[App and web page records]

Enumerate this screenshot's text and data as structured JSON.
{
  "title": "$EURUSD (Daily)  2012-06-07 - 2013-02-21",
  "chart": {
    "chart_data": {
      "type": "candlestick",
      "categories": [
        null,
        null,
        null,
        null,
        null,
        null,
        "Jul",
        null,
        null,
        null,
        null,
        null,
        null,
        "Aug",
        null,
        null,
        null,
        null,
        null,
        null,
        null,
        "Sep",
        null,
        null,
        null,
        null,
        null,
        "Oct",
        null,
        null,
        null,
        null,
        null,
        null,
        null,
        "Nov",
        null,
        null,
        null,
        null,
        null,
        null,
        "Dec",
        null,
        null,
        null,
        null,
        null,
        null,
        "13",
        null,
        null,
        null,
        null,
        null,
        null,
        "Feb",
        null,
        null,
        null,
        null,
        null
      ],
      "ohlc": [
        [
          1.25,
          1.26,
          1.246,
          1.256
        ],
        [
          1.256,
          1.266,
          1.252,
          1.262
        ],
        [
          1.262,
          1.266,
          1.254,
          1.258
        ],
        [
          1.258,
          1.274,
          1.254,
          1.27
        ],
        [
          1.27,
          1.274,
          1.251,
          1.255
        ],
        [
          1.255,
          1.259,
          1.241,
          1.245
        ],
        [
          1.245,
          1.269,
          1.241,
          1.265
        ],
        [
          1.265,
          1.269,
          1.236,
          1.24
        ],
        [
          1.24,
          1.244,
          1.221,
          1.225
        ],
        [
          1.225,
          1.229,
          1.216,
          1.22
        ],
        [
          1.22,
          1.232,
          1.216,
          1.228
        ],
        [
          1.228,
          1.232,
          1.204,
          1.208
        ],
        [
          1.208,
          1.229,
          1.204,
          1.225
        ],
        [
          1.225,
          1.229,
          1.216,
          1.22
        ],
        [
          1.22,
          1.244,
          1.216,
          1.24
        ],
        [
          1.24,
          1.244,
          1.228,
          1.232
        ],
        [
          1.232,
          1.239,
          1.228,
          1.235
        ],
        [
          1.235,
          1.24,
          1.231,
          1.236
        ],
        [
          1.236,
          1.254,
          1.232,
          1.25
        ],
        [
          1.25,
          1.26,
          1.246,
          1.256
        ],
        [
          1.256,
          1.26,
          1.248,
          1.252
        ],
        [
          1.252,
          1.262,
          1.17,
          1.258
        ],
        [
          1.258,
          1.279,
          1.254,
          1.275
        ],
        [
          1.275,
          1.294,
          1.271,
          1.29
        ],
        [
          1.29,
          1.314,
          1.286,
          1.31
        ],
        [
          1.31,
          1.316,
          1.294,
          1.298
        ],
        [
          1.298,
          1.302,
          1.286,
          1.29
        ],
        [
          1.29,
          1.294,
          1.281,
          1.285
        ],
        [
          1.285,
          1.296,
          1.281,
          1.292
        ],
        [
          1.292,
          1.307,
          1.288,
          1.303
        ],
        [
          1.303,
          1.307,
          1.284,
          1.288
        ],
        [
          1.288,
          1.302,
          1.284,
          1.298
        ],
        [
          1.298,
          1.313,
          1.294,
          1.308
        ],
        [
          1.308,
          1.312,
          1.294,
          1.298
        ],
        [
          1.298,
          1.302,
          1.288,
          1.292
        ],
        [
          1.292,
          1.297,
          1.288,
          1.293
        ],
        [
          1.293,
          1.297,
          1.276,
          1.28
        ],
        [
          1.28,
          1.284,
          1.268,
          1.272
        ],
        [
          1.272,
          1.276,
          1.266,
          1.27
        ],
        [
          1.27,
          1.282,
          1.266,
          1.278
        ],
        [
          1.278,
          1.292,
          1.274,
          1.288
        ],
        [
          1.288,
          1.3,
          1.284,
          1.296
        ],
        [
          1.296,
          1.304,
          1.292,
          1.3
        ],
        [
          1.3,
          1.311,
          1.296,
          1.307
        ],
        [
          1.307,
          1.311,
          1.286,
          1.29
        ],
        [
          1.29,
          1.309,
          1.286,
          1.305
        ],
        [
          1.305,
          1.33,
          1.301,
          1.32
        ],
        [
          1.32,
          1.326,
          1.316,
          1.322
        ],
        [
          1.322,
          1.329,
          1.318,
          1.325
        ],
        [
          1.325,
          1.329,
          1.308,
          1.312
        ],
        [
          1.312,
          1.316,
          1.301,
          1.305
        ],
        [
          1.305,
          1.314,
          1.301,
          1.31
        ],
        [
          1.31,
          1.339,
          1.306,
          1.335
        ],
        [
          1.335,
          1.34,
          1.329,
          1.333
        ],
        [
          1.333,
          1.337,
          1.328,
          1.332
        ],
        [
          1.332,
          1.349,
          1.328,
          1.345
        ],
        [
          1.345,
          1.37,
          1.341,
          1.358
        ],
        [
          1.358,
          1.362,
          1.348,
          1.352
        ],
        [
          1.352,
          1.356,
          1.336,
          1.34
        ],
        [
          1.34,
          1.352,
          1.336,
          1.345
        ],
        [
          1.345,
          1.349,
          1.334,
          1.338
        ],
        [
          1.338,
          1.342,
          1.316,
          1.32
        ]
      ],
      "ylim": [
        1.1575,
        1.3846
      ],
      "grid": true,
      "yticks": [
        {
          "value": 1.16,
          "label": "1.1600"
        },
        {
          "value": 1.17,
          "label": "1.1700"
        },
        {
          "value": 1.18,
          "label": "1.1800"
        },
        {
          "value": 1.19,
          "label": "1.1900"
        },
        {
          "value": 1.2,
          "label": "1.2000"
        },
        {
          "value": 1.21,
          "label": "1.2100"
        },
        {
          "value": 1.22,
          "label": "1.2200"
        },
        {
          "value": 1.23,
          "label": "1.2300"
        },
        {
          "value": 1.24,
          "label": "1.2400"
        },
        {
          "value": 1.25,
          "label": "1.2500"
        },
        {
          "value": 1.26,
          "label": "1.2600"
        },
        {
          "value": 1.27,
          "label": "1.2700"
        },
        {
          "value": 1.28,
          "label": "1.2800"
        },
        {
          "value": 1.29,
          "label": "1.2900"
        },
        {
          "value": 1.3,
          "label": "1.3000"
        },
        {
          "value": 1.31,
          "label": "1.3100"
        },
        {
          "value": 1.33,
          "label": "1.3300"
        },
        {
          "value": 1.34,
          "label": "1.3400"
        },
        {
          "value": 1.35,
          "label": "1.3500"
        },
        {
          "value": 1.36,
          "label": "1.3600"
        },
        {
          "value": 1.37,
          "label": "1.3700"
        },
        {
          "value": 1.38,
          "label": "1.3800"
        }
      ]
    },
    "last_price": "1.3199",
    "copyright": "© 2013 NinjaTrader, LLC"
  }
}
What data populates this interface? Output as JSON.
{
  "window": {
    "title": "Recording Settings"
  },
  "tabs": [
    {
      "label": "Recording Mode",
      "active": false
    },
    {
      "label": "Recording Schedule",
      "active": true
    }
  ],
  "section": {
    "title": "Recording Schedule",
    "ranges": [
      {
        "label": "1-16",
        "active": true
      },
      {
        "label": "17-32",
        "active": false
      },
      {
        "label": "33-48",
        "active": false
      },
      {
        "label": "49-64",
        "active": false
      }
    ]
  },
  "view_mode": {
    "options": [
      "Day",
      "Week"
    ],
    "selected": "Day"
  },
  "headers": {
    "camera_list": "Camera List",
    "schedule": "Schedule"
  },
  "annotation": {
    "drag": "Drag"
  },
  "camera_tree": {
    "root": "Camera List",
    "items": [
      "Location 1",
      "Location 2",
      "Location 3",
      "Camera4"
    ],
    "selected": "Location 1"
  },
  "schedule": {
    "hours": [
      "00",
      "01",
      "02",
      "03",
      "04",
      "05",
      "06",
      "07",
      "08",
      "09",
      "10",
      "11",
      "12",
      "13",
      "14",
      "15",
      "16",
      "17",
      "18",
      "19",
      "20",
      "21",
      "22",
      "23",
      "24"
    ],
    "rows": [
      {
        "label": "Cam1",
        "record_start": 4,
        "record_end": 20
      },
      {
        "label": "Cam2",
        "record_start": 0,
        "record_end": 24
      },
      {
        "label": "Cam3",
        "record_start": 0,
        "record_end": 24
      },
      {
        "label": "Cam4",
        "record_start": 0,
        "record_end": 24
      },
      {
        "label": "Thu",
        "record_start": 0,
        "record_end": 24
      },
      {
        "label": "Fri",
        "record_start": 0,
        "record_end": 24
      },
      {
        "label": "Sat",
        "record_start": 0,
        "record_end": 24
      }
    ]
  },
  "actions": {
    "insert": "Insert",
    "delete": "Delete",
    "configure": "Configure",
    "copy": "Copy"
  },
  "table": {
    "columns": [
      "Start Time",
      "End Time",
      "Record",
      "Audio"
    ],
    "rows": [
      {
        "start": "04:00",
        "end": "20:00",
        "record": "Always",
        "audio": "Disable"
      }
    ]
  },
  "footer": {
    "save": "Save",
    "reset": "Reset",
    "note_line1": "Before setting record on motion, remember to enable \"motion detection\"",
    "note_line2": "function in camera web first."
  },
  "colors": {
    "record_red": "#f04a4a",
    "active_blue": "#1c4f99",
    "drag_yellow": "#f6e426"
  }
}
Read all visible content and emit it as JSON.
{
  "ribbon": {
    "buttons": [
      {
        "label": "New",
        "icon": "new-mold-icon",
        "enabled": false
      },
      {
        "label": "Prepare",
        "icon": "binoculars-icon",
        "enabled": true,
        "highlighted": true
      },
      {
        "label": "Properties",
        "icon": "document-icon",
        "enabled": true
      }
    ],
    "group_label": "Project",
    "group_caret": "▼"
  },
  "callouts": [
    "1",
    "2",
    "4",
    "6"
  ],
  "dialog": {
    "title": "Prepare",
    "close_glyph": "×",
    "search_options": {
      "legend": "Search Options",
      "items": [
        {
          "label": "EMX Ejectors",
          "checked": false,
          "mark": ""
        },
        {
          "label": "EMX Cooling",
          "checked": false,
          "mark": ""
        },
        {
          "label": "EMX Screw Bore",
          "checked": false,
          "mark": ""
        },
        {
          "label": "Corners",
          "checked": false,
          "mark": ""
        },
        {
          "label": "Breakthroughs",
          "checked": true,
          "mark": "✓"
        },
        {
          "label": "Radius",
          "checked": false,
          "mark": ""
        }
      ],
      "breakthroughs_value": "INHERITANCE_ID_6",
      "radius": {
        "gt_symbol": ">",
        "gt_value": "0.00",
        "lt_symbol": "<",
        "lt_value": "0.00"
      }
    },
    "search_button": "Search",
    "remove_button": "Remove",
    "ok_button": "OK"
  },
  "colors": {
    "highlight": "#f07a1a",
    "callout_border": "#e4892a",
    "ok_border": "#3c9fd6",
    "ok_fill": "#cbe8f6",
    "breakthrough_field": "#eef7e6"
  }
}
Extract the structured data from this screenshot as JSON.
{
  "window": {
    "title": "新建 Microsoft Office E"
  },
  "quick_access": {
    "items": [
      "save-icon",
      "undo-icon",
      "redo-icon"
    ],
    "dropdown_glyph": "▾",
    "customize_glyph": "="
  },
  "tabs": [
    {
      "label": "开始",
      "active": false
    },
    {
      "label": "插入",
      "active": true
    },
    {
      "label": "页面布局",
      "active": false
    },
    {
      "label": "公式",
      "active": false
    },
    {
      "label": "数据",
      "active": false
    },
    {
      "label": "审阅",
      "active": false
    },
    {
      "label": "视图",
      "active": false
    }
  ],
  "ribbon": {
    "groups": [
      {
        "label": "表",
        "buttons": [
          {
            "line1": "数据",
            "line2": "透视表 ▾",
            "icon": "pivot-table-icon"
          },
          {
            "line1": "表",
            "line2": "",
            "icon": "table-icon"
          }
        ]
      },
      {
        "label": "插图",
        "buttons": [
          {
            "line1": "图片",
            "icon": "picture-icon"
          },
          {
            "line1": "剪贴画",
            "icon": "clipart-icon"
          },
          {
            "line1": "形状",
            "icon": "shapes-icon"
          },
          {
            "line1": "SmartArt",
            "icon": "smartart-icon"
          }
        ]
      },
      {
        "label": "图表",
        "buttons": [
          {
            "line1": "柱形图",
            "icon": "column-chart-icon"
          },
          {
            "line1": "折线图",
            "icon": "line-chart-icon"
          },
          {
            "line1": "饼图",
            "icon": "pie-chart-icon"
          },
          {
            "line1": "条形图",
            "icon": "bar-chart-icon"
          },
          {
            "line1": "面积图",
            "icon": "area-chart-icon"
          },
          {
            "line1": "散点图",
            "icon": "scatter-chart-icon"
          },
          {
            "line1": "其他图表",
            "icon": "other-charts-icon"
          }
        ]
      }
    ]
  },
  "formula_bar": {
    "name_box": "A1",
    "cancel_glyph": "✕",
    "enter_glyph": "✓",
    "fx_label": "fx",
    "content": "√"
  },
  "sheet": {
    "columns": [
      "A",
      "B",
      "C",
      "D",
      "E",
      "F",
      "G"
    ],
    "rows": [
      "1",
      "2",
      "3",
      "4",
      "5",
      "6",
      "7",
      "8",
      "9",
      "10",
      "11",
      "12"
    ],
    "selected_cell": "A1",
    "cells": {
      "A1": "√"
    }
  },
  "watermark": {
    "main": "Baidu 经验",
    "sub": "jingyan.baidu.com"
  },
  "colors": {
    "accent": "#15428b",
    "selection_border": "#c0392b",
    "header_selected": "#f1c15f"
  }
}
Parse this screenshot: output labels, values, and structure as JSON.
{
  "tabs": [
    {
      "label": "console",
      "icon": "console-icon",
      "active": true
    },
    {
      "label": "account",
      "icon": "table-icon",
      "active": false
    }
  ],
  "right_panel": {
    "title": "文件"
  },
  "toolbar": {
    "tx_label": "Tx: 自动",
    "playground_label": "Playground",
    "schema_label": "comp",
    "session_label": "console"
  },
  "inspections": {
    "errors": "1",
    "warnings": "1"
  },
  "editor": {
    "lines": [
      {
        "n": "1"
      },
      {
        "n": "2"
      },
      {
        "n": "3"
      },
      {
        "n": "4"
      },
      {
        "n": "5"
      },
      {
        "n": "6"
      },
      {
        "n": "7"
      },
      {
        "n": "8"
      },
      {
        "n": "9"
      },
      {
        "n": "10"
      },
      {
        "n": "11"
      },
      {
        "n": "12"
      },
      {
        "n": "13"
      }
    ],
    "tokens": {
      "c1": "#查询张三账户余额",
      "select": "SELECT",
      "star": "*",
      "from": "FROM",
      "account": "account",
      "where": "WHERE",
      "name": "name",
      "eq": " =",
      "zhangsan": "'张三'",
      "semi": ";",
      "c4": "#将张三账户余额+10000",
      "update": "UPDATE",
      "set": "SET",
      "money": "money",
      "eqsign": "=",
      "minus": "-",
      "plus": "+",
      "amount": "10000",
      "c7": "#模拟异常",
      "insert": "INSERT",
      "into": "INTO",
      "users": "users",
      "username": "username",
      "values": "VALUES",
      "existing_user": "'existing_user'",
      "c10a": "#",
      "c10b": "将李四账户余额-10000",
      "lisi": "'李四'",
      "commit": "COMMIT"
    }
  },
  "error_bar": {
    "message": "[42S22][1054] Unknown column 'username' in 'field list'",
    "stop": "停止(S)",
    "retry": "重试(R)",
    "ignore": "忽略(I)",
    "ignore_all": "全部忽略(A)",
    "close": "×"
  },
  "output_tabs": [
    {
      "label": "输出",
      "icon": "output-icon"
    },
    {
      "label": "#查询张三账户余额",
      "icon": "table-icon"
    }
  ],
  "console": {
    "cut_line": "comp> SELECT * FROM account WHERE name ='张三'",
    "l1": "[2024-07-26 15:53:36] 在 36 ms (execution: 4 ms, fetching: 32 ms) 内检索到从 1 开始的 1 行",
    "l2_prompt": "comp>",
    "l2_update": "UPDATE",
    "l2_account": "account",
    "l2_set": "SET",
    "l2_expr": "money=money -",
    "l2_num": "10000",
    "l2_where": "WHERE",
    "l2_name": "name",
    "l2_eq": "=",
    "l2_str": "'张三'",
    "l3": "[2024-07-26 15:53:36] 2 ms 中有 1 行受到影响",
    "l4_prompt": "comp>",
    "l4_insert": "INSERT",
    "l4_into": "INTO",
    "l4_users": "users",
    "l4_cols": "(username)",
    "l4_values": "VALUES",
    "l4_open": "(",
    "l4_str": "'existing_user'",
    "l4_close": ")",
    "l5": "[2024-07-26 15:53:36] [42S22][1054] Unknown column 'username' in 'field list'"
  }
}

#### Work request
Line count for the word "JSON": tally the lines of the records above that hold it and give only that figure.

#### Problem solution
5